Third Sunday of Lent, 20th March 2022

Luke 13:1–9

At that very time there were some present who told him about the Galileans whose blood Pilate had mingled with their sacrifices. He asked them, 'Do you think that because these Galileans suffered in this way they were worse sinners than all other Galileans? No, I tell you; but unless you repent, you will all perish as they did. Or those eighteen who were killed when the tower of Siloam fell on them-do you think that they were worse offenders than all the others living in Jerusalem? No, I tell you; but unless you repent, you will all perish just as they did.' Then he told this parable: A man had a fig tree planted in his vineyard; and he came looking for fruit on it and found none. So he said to the gardener, "See here! For three years I have come looking for fruit on this fig tree, and still I find none. Cut it down! Why should it be wasting the soil?" He replied, "Sir, let it alone for one more year, until I dig round it and put manure on it. If it bears fruit next year, well and good; but if not, you can cut it down."

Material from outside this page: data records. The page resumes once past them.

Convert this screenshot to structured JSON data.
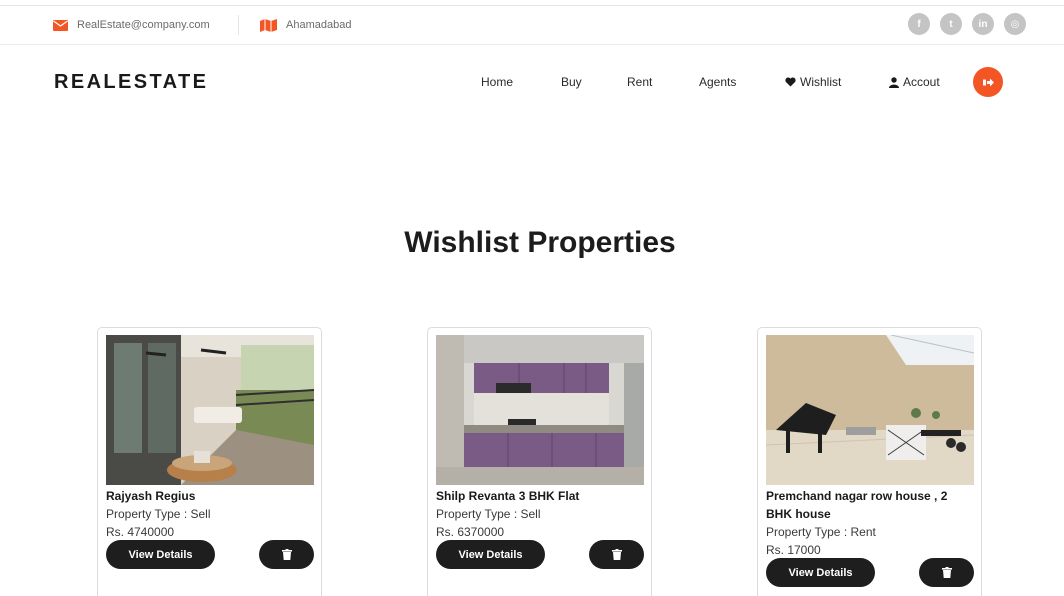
{
  "topbar": {
    "email": "RealEstate@company.com",
    "location": "Ahamadabad",
    "social": [
      {
        "icon": "facebook-icon",
        "glyph": "f"
      },
      {
        "icon": "twitter-icon",
        "glyph": "t"
      },
      {
        "icon": "linkedin-icon",
        "glyph": "in"
      },
      {
        "icon": "instagram-icon",
        "glyph": "◎"
      }
    ]
  },
  "nav": {
    "logo": "REALESTATE",
    "home": "Home",
    "buy": "Buy",
    "rent": "Rent",
    "agents": "Agents",
    "wishlist": "Wishlist",
    "account": "Accout"
  },
  "page": {
    "title": "Wishlist Properties"
  },
  "properties": [
    {
      "name": "Rajyash Regius",
      "type": "Property Type : Sell",
      "price": "Rs. 4740000",
      "view_label": "View Details"
    },
    {
      "name": "Shilp Revanta 3 BHK Flat",
      "type": "Property Type : Sell",
      "price": "Rs. 6370000",
      "view_label": "View Details"
    },
    {
      "name": "Premchand nagar row house , 2 BHK house",
      "type": "Property Type : Rent",
      "price": "Rs. 17000",
      "view_label": "View Details"
    }
  ],
  "colors": {
    "accent": "#f35525",
    "dark": "#1e1e1e",
    "muted": "#c4c4c4"
  }
}
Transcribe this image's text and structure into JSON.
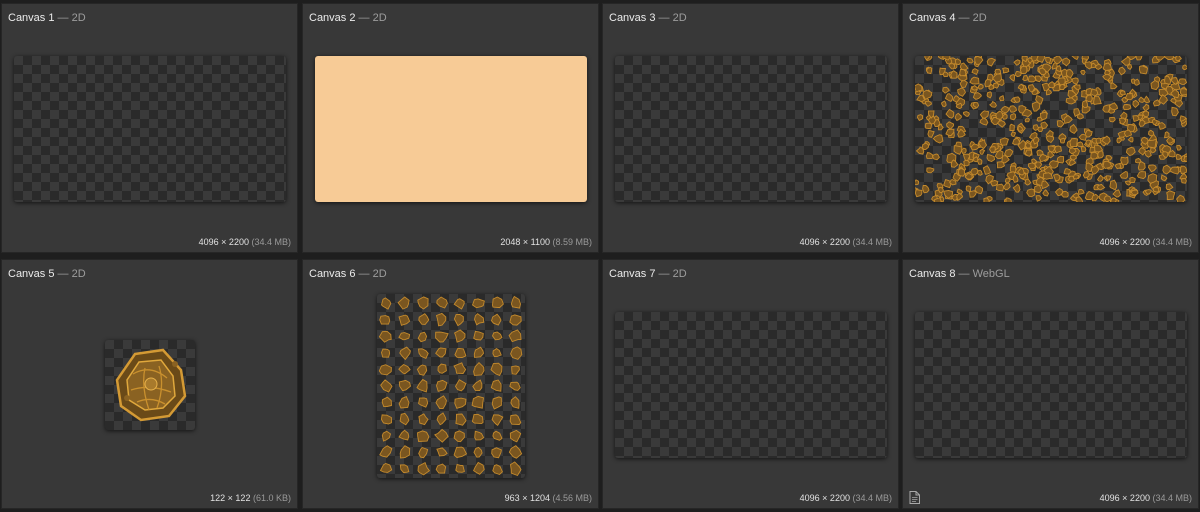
{
  "colors": {
    "panel_bg": "#383838",
    "peach_fill": "#f7cb96",
    "paint_orange": "#c48a2c"
  },
  "canvases": [
    {
      "name": "Canvas 1",
      "separator": "—",
      "context": "2D",
      "dimensions": "4096 × 2200",
      "size": "(34.4 MB)",
      "content": "empty"
    },
    {
      "name": "Canvas 2",
      "separator": "—",
      "context": "2D",
      "dimensions": "2048 × 1100",
      "size": "(8.59 MB)",
      "content": "solid-fill"
    },
    {
      "name": "Canvas 3",
      "separator": "—",
      "context": "2D",
      "dimensions": "4096 × 2200",
      "size": "(34.4 MB)",
      "content": "empty"
    },
    {
      "name": "Canvas 4",
      "separator": "—",
      "context": "2D",
      "dimensions": "4096 × 2200",
      "size": "(34.4 MB)",
      "content": "scattered-sprites"
    },
    {
      "name": "Canvas 5",
      "separator": "—",
      "context": "2D",
      "dimensions": "122 × 122",
      "size": "(61.0 KB)",
      "content": "single-sprite"
    },
    {
      "name": "Canvas 6",
      "separator": "—",
      "context": "2D",
      "dimensions": "963 × 1204",
      "size": "(4.56 MB)",
      "content": "sprite-sheet"
    },
    {
      "name": "Canvas 7",
      "separator": "—",
      "context": "2D",
      "dimensions": "4096 × 2200",
      "size": "(34.4 MB)",
      "content": "empty"
    },
    {
      "name": "Canvas 8",
      "separator": "—",
      "context": "WebGL",
      "dimensions": "4096 × 2200",
      "size": "(34.4 MB)",
      "content": "empty",
      "icon": "document-icon"
    }
  ]
}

Today’s gospel reading begins with some people from Galilee had evidently been offering sacrifice in the temple. And because of some disturbance they caused, or some crime against the Roman authority, Pilate had them massacred where they stood. From the Jewish historian, Josephus, we can be sure that Pilate was capable of such a rash act.

After telling Jesus about what had happened at the temple, he asked them a question. This question was asked because it was a very old and common opinion among the Jews that sudden or serious misfortunes were caused by the sins of those who suffered such misfortunes. We know of this opinion from the Book of Job. It was evidently those who brought the news of this misfortune had implied this, but Jesus says no. he does not say they were not simmers but that they were no worse than others.

Jesus reminds all his hearers that they are all sinners and have need for repentance. He tells them that sinners who refuse to repent will perish, and more than the temporal death which all must face one day.

Then Jesus himself refers to another accident which had caused the sudden death of eighteen men, and very likely this accident had also been attributed to the grievous personal sins of those involved. He points out that there were many other citizens of Jerusalem who were just as guilty, if not more so, than those unfortunates. And again he urges repentance unless they wish a worse fate to befall themselves.

After these, Jesus tells a parable about a man and a fig tree. Although he does not apply the parable, the meaning in the circumstances is clear. The Jews were God’s fig tree; he had planted them and cared for them and expected fruit but they produced none. He now decides to cut them down. But the gardener, evidently a figure of Christ himself, pleads to give them one more chance, one more year in which he would do everything possible to change their attitude. If they then failed God could deal with them. We all know the result.

There is one theme and lesson running through in today’s gospel. It is the need for repentance. Some sinners are punished in this life but an earthly punishment is no proof of greater sin, nor is it the real punishment that must be feared. The parable of the useless fig tree is applies directly to the stubborn Jews of Christ’s time, has a lesson for all time and for all sinners. God’s mercy is infinite but man’s earthly, during which he can obtain that mercy, is very finite. God’s mercy can forgive sins no matter how grievous, but it cannot forgive even less serious sins unless the sinner is sorry and asks for forgiveness.

Christ, our rue mediator with God, is continually interceding for us, but unless we do our part by repenting and changing our behavior, his intercession will be of no avail to us. No man is lost because God so wishes it, but no man is saved unless he himself wishes it and works for it.

Think on this parable of the fruitless fig tree today. If your conscience tells you that it applies to you, think also that Christ is interceding for you. He has obtained for you a moratorium, a period in which you can prove yourself fruitful. Use that gift of God with gratitude and you shall obtain the result that God wants, and that in all good sense, you should want as well. Amen.